Robie House's private spaces

Robie House

At the corner of 58th and Woodlawn, Frank Lloyd Wright’s Robie House looks a little like a boat, functions a little like a fortress, and continues to impress visitors with its innovation a century after its construction.

I stopped in for tea with the Robies last week, but since they weren’t there—and apparently haven’t been for almost 100 years—I settled for the new Private Spaces tour, a 90-minute walk-through that features the same stops as the normal tour but also allows access to the third-floor bedroom level, the kitchen, and the servants’ wing.

I’m no architecture buff, but the tour’s discussion of the house’s functionality was fascinating. Frederick Robie, a bicycle manufacturer and father of two small children, wanted his house to be safe from unwanted visitors, and Wright’s design allowed for both safety and interaction with the outside neighborhood. The house’s 174 art-glass windows are one example of how Wright separated the Robies from passersby: one cannot see through the windows from the outside, but those on the inside have a fine view of the house’s surroundings.

In several parts of the tour, our guide explained how the house actually connected the family with nature even while protecting them from people outside. That’s particularly clear in one of the “private” sections of the house, the upstairs bedrooms, where the windows open out onto the planters on the balcony and the trees beyond them. I’d be inclined to think of the master bedroom as a tree house if it weren’t a piece of one the most architecturally influential houses in the country.

Restoration efforts are ongoing, though even unfinished areas like the billiard room were interesting—there we learned that Robie House was once a Theological Seminary dorm. If you’d rather wait until more of the house is finished, the Frank Lloyd Wright Preservation Trust has added a number of other programs, such as After Hours, a cocktail get-together at the house, and LEGO architects, where aspiring architects can build model designs.

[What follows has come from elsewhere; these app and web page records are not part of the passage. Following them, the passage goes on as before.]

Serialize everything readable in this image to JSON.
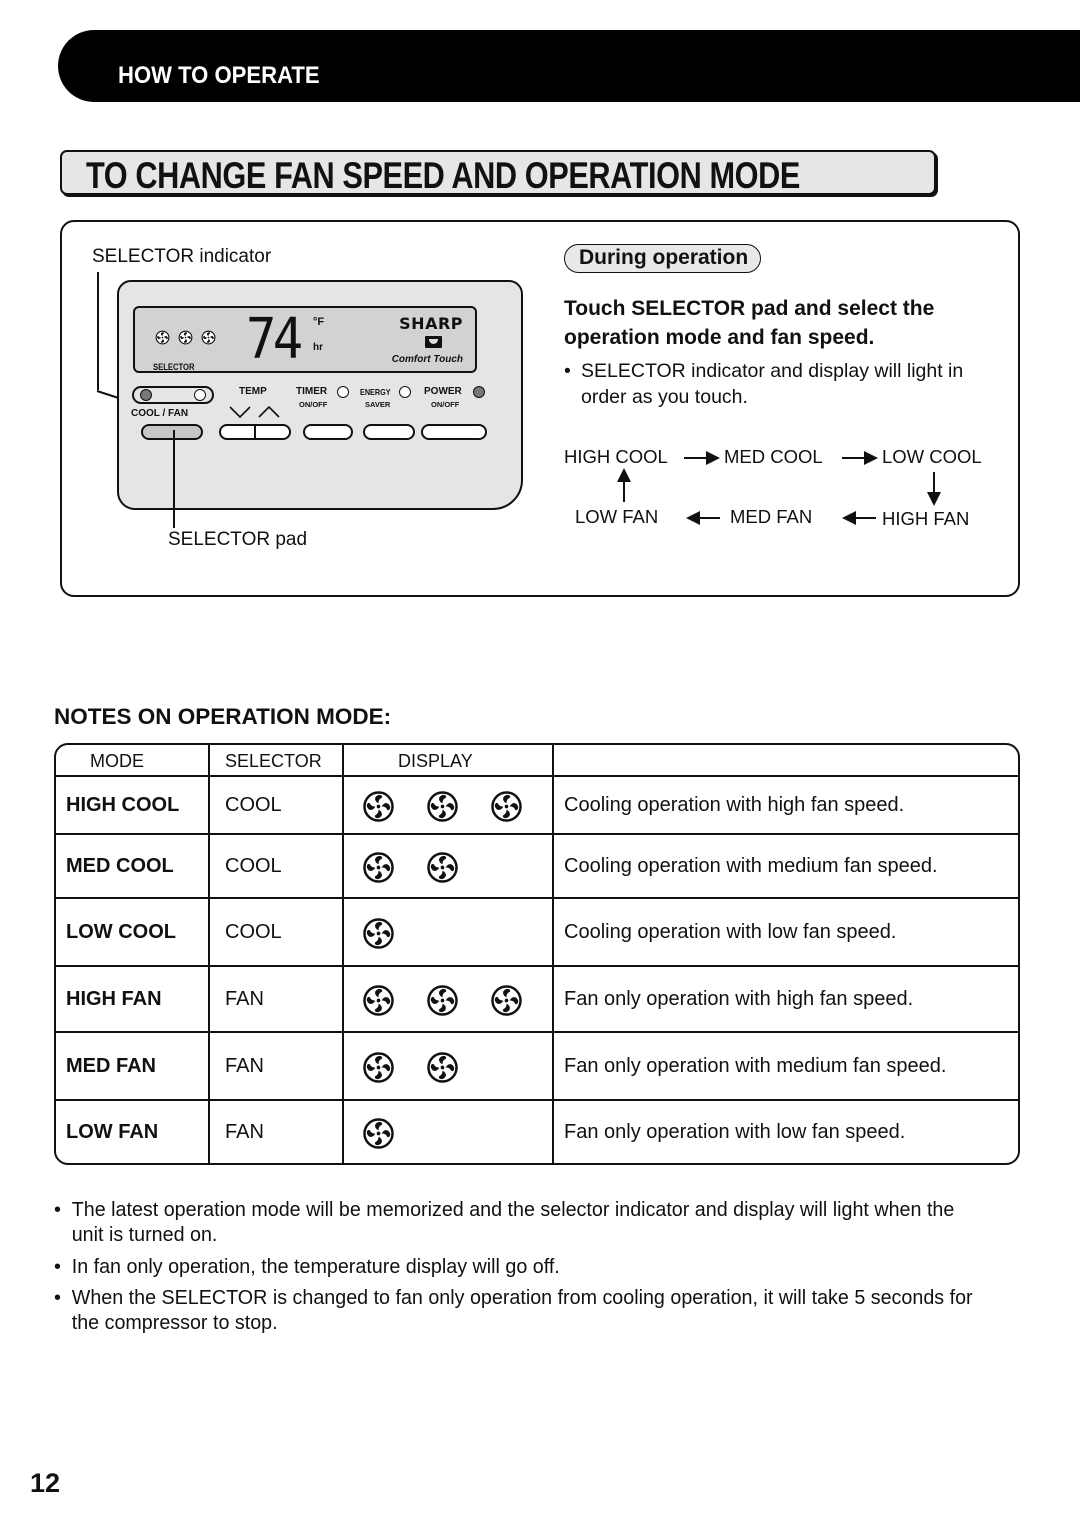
{
  "section_banner": "HOW TO OPERATE",
  "title": "TO CHANGE FAN SPEED AND OPERATION MODE",
  "panel": {
    "selector_indicator_label": "SELECTOR indicator",
    "selector_pad_label": "SELECTOR pad",
    "remote": {
      "lcd_fan_icons": [
        "fan-icon",
        "fan-icon",
        "fan-icon"
      ],
      "temperature": "74",
      "unit_f": "°F",
      "unit_hr": "hr",
      "brand": "SHARP",
      "tagline": "Comfort Touch",
      "selector_label": "SELECTOR",
      "cool_fan_label": "COOL / FAN",
      "temp_label": "TEMP",
      "temp_down_icon": "chevron-down-icon",
      "temp_up_icon": "chevron-up-icon",
      "timer_label": "TIMER",
      "timer_sub": "ON/OFF",
      "energy_label": "ENERGY",
      "energy_sub": "SAVER",
      "power_label": "POWER",
      "power_sub": "ON/OFF"
    },
    "during_label": "During operation",
    "instruction_heading": "Touch SELECTOR pad and select the operation mode and fan speed.",
    "instruction_bullet": "SELECTOR indicator and display will light in order as you touch.",
    "cycle": {
      "high_cool": "HIGH COOL",
      "med_cool": "MED COOL",
      "low_cool": "LOW COOL",
      "high_fan": "HIGH FAN",
      "med_fan": "MED FAN",
      "low_fan": "LOW FAN"
    }
  },
  "notes": {
    "heading": "NOTES ON OPERATION MODE:",
    "columns": [
      "MODE",
      "SELECTOR",
      "DISPLAY",
      ""
    ],
    "rows": [
      {
        "mode": "HIGH COOL",
        "selector": "COOL",
        "fan_count": 3,
        "description": "Cooling operation with high fan speed."
      },
      {
        "mode": "MED COOL",
        "selector": "COOL",
        "fan_count": 2,
        "description": "Cooling operation with medium fan speed."
      },
      {
        "mode": "LOW COOL",
        "selector": "COOL",
        "fan_count": 1,
        "description": "Cooling operation with low fan speed."
      },
      {
        "mode": "HIGH FAN",
        "selector": "FAN",
        "fan_count": 3,
        "description": "Fan only operation with high fan speed."
      },
      {
        "mode": "MED FAN",
        "selector": "FAN",
        "fan_count": 2,
        "description": "Fan only operation with medium fan speed."
      },
      {
        "mode": "LOW FAN",
        "selector": "FAN",
        "fan_count": 1,
        "description": "Fan only operation with low fan speed."
      }
    ],
    "bullets": [
      "The latest operation mode will be memorized and the selector indicator and display will light when the unit is turned on.",
      "In fan only operation, the temperature display will go off.",
      "When the SELECTOR is changed to fan only operation from cooling  operation, it will take 5 seconds for the compressor to stop."
    ]
  },
  "bullet_char": "•",
  "page_number": "12"
}
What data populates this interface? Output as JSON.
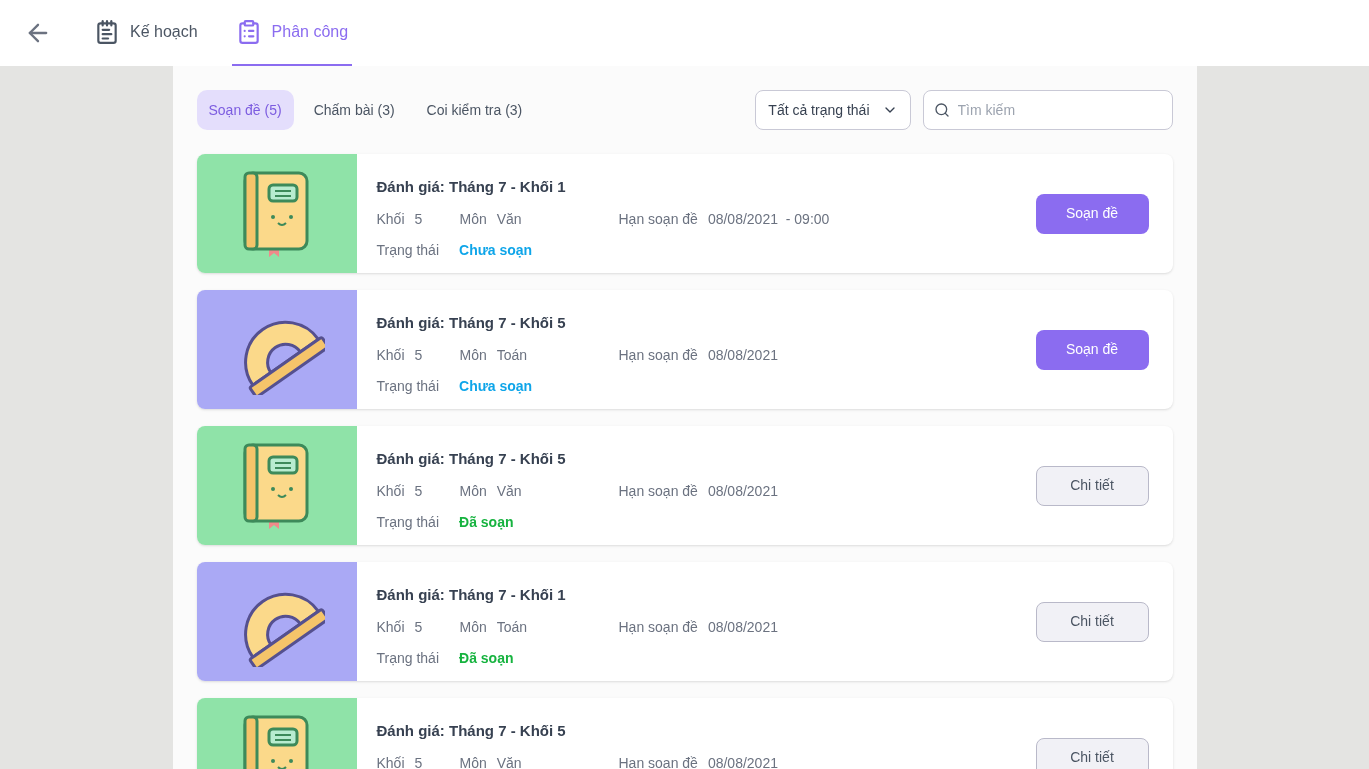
{
  "nav": {
    "tabs": [
      {
        "label": "Kế hoạch",
        "kind": "plan",
        "selected": false
      },
      {
        "label": "Phân công",
        "kind": "assign",
        "selected": true
      }
    ]
  },
  "filters": {
    "tabs": [
      {
        "label": "Soạn đề (5)",
        "selected": true
      },
      {
        "label": "Chấm bài (3)",
        "selected": false
      },
      {
        "label": "Coi kiểm tra (3)",
        "selected": false
      }
    ],
    "status_select": "Tất cả trạng thái",
    "search": {
      "placeholder": "Tìm kiếm"
    }
  },
  "cards": [
    {
      "kind": "book",
      "title": "Đánh giá: Tháng 7 - Khối 1",
      "fields": [
        {
          "label": "Khối",
          "value": "5"
        },
        {
          "label": "Môn",
          "value": "Văn"
        },
        {
          "label": "Hạn soạn đề",
          "value": "08/08/2021  - 09:00"
        }
      ],
      "status": {
        "label": "Trạng thái",
        "value": "Chưa soạn",
        "kind": "pending"
      },
      "action": {
        "label": "Soạn đề",
        "kind": "primary"
      }
    },
    {
      "kind": "protractor",
      "title": "Đánh giá: Tháng 7 - Khối 5",
      "fields": [
        {
          "label": "Khối",
          "value": "5"
        },
        {
          "label": "Môn",
          "value": "Toán"
        },
        {
          "label": "Hạn soạn đề",
          "value": "08/08/2021"
        }
      ],
      "status": {
        "label": "Trạng thái",
        "value": "Chưa soạn",
        "kind": "pending"
      },
      "action": {
        "label": "Soạn đề",
        "kind": "primary"
      }
    },
    {
      "kind": "book",
      "title": "Đánh giá: Tháng 7 - Khối 5",
      "fields": [
        {
          "label": "Khối",
          "value": "5"
        },
        {
          "label": "Môn",
          "value": "Văn"
        },
        {
          "label": "Hạn soạn đề",
          "value": "08/08/2021"
        }
      ],
      "status": {
        "label": "Trạng thái",
        "value": "Đã soạn",
        "kind": "done"
      },
      "action": {
        "label": "Chi tiết",
        "kind": "secondary"
      }
    },
    {
      "kind": "protractor",
      "title": "Đánh giá: Tháng 7 - Khối 1",
      "fields": [
        {
          "label": "Khối",
          "value": "5"
        },
        {
          "label": "Môn",
          "value": "Toán"
        },
        {
          "label": "Hạn soạn đề",
          "value": "08/08/2021"
        }
      ],
      "status": {
        "label": "Trạng thái",
        "value": "Đã soạn",
        "kind": "done"
      },
      "action": {
        "label": "Chi tiết",
        "kind": "secondary"
      }
    },
    {
      "kind": "book",
      "title": "Đánh giá: Tháng 7 - Khối 5",
      "fields": [
        {
          "label": "Khối",
          "value": "5"
        },
        {
          "label": "Môn",
          "value": "Văn"
        },
        {
          "label": "Hạn soạn đề",
          "value": "08/08/2021"
        }
      ],
      "action": {
        "label": "Chi tiết",
        "kind": "secondary"
      }
    }
  ]
}
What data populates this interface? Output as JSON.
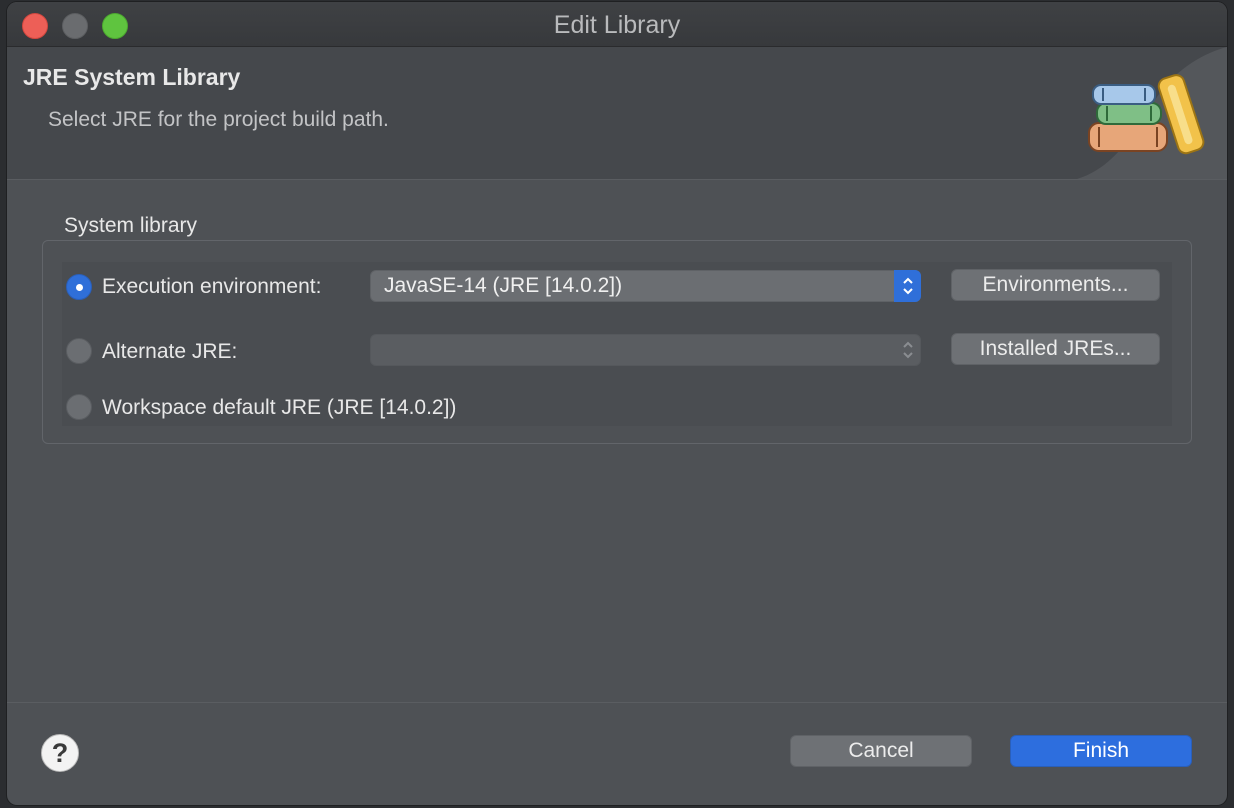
{
  "window": {
    "title": "Edit Library"
  },
  "header": {
    "title": "JRE System Library",
    "description": "Select JRE for the project build path."
  },
  "system_library": {
    "group_label": "System library",
    "execution_environment": {
      "label": "Execution environment:",
      "selected": true,
      "value": "JavaSE-14 (JRE [14.0.2])",
      "button_label": "Environments..."
    },
    "alternate_jre": {
      "label": "Alternate JRE:",
      "selected": false,
      "value": "",
      "button_label": "Installed JREs..."
    },
    "workspace_default": {
      "label": "Workspace default JRE (JRE [14.0.2])",
      "selected": false
    }
  },
  "footer": {
    "help_icon": "?",
    "cancel_label": "Cancel",
    "finish_label": "Finish"
  },
  "icons": {
    "header_image": "library-books-icon",
    "select_arrow": "up-down-chevron-icon",
    "help": "help-icon"
  },
  "colors": {
    "accent": "#2d6ede",
    "close": "#ed5f57",
    "maximize": "#5fc43f"
  }
}
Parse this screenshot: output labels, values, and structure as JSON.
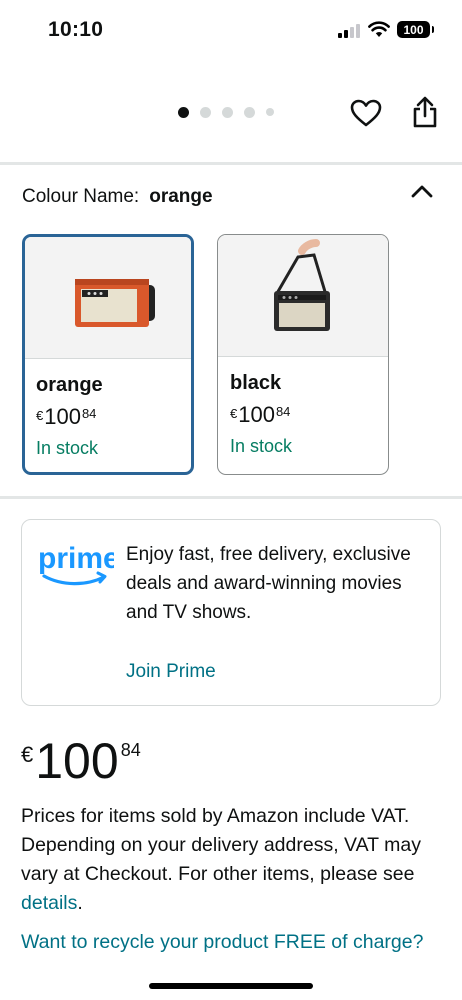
{
  "status_bar": {
    "time": "10:10",
    "battery": "100"
  },
  "gallery": {
    "dots_total": 5,
    "active_index": 0
  },
  "colour": {
    "label": "Colour Name:",
    "selected": "orange",
    "options": [
      {
        "name": "orange",
        "currency": "€",
        "price_whole": "100",
        "price_fraction": "84",
        "stock": "In stock",
        "color": "#d9582b"
      },
      {
        "name": "black",
        "currency": "€",
        "price_whole": "100",
        "price_fraction": "84",
        "stock": "In stock",
        "color": "#2b2b2b"
      }
    ]
  },
  "prime": {
    "logo_text": "prime",
    "text": "Enjoy fast, free delivery, exclusive deals and award-winning movies and TV shows.",
    "join_label": "Join Prime"
  },
  "price": {
    "currency": "€",
    "whole": "100",
    "fraction": "84"
  },
  "vat": {
    "text": "Prices for items sold by Amazon include VAT. Depending on your delivery address, VAT may vary at Checkout. For other items, please see",
    "link": "details",
    "end": "."
  },
  "recycle_link": "Want to recycle your product FREE of charge?",
  "colors": {
    "link": "#007185",
    "stock_green": "#067d62",
    "selected_border": "#2a6496",
    "prime_blue": "#1a98ff"
  },
  "icons": [
    "heart-icon",
    "share-icon",
    "chevron-up-icon",
    "wifi-icon",
    "signal-icon",
    "battery-icon"
  ]
}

Jake Grubman, ’11

Inside Robie House.

Photo courtesy of Smart Destinations / CC BY-SA 2.0

August 14, 2009